In a story on SportsBusiness.com, Doha officials announced plans to build a 35-acre mixed-use development known as “Athletics City” that would include 5-star apartments, hotels, retail shops, restaurants and a “full range of luxury leisure and entertainment facilities,” located 20 minutes away from Khalifa International Stadium, site of the 2006 Asian Games.
Mr. Diack’s term ends next year, when he’ll be replaced by Lord Coe, who got the job because he brought in $300M from the Japanese. And you thought the NCAA was a cesspool:
10/26/2014: The RG serves up the sort of boosterish editorial a hometown newspaper has to write over an event like this, here:
But here’s what the Manchester Guardian has to say about Lamine Diack, the guy who will decide between Doha, Barcelona, and Eugene – and who is currently in Eugene for what seem to be totally secret meetings:
Diack, the president of the International Association of Athletics Federations, was given a warning and Hayatou, a Fifa executive committee member and president of the Confederation of African Football, was issued with a reprimand.
Earlier this week the former Fifa president and long-standing IOC member João Havelange resigned before the ethics commission report into claims that he, Diack and Hayatou were among those named on a list of $100m in kickbacks made by the now defunct sports marketing company ISL between 1989 and 1999.
But the NYT report seems to indicate it’s a done deal – though it’s got nothing on how much tax money UO, Eugene will pay, or how much Knight is prepared to pay for an event that has Adidas not Nike as the main sponsor:
Eugene, a college town with a population of just 160,000, has its drawbacks: a shortage of infrastructure, including hotels, and an intimate but undersized stadium that even when expanded would be small compared with some of the recent venues in major cities like Berlin and Moscow.
But Hayward Field also has its charms and above all its American address.
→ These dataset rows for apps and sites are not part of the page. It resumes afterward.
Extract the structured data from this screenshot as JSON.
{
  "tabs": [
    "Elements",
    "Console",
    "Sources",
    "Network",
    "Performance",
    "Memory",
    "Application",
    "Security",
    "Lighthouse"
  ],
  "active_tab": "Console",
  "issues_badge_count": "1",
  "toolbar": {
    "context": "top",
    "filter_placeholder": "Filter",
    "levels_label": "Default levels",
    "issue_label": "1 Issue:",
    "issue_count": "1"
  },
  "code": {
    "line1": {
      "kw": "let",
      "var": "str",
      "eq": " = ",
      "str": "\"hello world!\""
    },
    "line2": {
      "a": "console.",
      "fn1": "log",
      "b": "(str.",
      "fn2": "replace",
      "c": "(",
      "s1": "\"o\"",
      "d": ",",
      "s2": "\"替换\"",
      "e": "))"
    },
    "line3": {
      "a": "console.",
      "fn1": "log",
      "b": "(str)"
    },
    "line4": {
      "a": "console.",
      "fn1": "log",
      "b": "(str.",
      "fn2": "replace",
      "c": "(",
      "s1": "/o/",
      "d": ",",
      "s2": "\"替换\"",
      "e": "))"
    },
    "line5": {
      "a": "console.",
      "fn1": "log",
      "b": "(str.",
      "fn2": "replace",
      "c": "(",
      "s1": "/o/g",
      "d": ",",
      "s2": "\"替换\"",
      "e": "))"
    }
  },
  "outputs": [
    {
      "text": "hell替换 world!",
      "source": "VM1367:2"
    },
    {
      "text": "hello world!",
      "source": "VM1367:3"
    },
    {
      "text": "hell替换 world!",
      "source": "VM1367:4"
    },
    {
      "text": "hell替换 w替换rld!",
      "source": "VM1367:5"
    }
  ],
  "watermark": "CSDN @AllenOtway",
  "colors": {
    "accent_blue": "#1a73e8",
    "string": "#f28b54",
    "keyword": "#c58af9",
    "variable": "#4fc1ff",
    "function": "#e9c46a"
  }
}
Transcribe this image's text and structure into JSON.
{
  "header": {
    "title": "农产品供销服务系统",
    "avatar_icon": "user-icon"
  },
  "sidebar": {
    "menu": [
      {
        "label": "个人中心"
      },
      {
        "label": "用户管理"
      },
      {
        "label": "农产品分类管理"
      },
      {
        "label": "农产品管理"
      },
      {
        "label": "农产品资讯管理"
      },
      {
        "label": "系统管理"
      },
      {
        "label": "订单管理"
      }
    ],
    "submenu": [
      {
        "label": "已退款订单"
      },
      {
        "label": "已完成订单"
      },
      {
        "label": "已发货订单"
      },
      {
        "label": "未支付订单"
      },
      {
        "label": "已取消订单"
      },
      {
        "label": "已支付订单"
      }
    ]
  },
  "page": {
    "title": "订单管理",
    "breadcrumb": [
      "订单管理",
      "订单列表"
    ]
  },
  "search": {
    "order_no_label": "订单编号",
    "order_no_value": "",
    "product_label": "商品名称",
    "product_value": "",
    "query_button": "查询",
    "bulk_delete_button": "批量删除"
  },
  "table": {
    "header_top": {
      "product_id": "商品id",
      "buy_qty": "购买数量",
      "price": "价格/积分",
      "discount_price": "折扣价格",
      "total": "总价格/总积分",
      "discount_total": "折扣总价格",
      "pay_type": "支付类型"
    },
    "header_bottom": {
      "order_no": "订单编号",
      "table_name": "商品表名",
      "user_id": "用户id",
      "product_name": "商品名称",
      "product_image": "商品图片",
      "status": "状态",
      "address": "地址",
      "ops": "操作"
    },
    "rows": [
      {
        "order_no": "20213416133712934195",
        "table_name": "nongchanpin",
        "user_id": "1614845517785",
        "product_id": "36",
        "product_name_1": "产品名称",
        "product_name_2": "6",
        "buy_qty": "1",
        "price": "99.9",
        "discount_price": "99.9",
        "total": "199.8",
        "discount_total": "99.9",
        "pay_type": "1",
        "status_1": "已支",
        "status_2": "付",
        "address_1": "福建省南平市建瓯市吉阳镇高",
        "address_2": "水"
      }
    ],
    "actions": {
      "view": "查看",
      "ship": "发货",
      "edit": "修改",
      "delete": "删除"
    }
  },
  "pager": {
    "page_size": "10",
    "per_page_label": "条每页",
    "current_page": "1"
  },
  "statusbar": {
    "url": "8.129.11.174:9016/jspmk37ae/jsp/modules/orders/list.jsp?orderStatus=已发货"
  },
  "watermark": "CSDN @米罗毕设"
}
If Eugene is chosen — and both the I.A.A.F. president, Lamine Diack, and the heir apparent, Sebastian Coe, have made it clear in the past that they believe the United States should get an event of this magnitude — the Pacific Northwest will have both the world indoor championships in Portland in 2016 and the world outdoor championships three years later.
Will this be on the up-and-up, or will Phil Knight manipulate Kitty Piercy and Chuck Lillis into paying way more than forecast, as he did to Dave Frohnmayer and the faculty over the Knight Arena scheme? The game is simple: vague promises that you’ll pay for everything and fake forecasts that it will rain money, and then when everyone’s on board, you say you’ll walk away unless the city, UO, and the state legislature pay.
Anyway, what would Saint Prefontaine say? He hated the hypocrisy of amateur athletics, so he’d probably be happy that least these athletes get cash – unlike UO’s big-time college sports, where the athletes get paid in concussions and sham classes like FHS 199: